Option 2 is the Giants struggle through a difficult first half of the season, but Davis Webb or Kyle Lauletta look like legitimate NFL starting quarterbacks in the second half. 7-9 would be a welcome result if the future at quarterback seems to be figured out. 7-9 or 8-8 is a failure if it’s still 16 games of a mediocre or worse Manning.

Option 3 would be a success for the future, but not exactly 2018 and that’s if this team completely bottoms out with bad quarterback play but enough hope at other positions. This wouldn’t be a tanking situation, this team just wouldn’t be good enough to consistently compete. Manning struggles through the first half and neither Webb nor Lauletta show enough to be considered options to open the 2019 season.

That would force the Giants to address quarterback and build a roster through youth instead of throwing money at older short-term vets. 2018 would be rough and it would bring to question some of the moves over the past few months, but it would give the team a clear path for next offseason and a route to future success.

Patricia Traina

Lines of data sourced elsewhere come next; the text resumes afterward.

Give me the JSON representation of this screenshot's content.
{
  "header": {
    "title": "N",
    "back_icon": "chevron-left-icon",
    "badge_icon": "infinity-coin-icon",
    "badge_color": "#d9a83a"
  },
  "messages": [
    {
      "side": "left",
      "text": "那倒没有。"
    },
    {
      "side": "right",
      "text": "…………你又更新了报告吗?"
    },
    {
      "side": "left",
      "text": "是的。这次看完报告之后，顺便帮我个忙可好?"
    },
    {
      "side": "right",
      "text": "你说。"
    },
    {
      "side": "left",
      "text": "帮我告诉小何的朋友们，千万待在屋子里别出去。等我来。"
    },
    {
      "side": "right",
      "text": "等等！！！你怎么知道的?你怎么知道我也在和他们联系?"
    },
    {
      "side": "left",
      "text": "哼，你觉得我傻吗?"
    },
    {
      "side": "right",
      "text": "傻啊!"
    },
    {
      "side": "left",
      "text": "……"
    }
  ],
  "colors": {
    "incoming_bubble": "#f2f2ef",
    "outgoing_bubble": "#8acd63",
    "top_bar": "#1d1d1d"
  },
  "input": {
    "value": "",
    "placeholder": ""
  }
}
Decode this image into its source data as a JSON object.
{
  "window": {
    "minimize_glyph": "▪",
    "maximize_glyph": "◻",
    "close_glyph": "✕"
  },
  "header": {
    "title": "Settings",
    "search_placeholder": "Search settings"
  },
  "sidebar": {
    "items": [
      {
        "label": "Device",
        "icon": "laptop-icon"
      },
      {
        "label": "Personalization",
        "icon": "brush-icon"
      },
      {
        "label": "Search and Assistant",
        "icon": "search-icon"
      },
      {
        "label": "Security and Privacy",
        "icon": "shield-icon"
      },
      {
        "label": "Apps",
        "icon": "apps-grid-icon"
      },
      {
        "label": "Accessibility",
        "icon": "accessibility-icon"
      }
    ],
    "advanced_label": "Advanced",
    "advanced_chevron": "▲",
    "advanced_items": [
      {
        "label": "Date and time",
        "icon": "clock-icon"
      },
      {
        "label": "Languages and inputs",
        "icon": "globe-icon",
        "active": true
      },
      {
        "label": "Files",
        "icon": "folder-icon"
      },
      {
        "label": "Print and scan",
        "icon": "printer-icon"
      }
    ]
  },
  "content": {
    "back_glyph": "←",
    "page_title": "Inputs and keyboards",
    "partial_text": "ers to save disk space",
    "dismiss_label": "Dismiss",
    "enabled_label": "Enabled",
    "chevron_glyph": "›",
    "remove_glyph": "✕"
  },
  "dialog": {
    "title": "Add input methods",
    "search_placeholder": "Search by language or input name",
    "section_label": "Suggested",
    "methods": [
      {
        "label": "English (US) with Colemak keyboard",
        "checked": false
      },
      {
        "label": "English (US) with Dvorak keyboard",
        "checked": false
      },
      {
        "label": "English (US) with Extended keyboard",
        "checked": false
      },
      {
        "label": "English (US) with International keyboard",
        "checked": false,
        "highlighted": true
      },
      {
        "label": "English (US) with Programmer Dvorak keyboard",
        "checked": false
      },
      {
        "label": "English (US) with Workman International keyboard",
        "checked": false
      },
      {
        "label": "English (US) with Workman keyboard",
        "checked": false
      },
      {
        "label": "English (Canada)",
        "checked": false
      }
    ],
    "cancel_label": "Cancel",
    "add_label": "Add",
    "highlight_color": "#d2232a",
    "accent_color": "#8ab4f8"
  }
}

The obvious answer would be double-digit wins and a Super Bowl victory. But first this team needs to learn to walk before it runs given that it’s literally starting from scratch with a new coaching staff, new players and new systems in all three phases of the ball.

Still, I can dream, right?

Ok, so what would I consider a good season for the Giants?

I’m looking for better continuity, which is something I don’t think this team has had in quite some time. By that I mean when it’s time to pass the baton to the next generation of players, often times in the past, that generation either moved on or never panned out.

Some excellent examples of the poor continuity can be tied to the draft classes of the past and how they haven’t worked out. At this point you would have hoped the Giants had at least some players from their 2010-2013 classes, yet they have zero.

That’s a big reason why they have struggled to remain consistent year in and year out; if you have to spend on free agents to replace talent you should have been developing, you’re not going to be a consistent contender.

By the end of this season, I want to see signs of continuity.

I want to know that the quarterback position is in good hands for when that day comes where Eli Manning is no longer under center.

I want to see someone step up and show he can handle the workload that Damon Harrison has handled with similar results.

I want to feel good about the future of this team and see it become a constant presence in the postseason. I think they have the right folks in place; they just need to do it.

Valentine’s View

My BBV cohorts have talked in vague terms, using words like “continuity,” talking about “playing up to the talent on the roster,” or offering multiple ways to consider this a good season.

I am going to be more simplistic — and blunt. It’s called “The Playoffs.” That thing the Giants have missed five of the past six years.

The Giants’ new decision-makers made it very clear they still believe Eli Manning can be a winning quarterback. Everything that was done this offseason, from drafting Saquon Barkley to hiring James Bettcher as defensive coordinator was done to maximize the Giants’ chances of winning with Manning. Sure, they are also trying to set up for long-term success, but the primary objective is to win with Manning.

So, guess what? Now they have to win with Manning. That doesn’t mean winning the Super Bowl. It means being a competitive, playoff-caliber team. And it means Manning showing that the faith Dave Gettleman and Pat Shurmur are showing is not mis-placed.

Sure, good things can come out of the season if the playoffs are missed. Barkley could show that he was worth the No. 2 pick. Odell Beckham Jr. could have a monster year. One of the young quarterbacks could show promise for the future. Other young players could show that they are long-term building blocks.

Foe me, though, the Giants went all-in with Manning for the short term. So, plain and simple it’s time to win some games and get to the playoffs.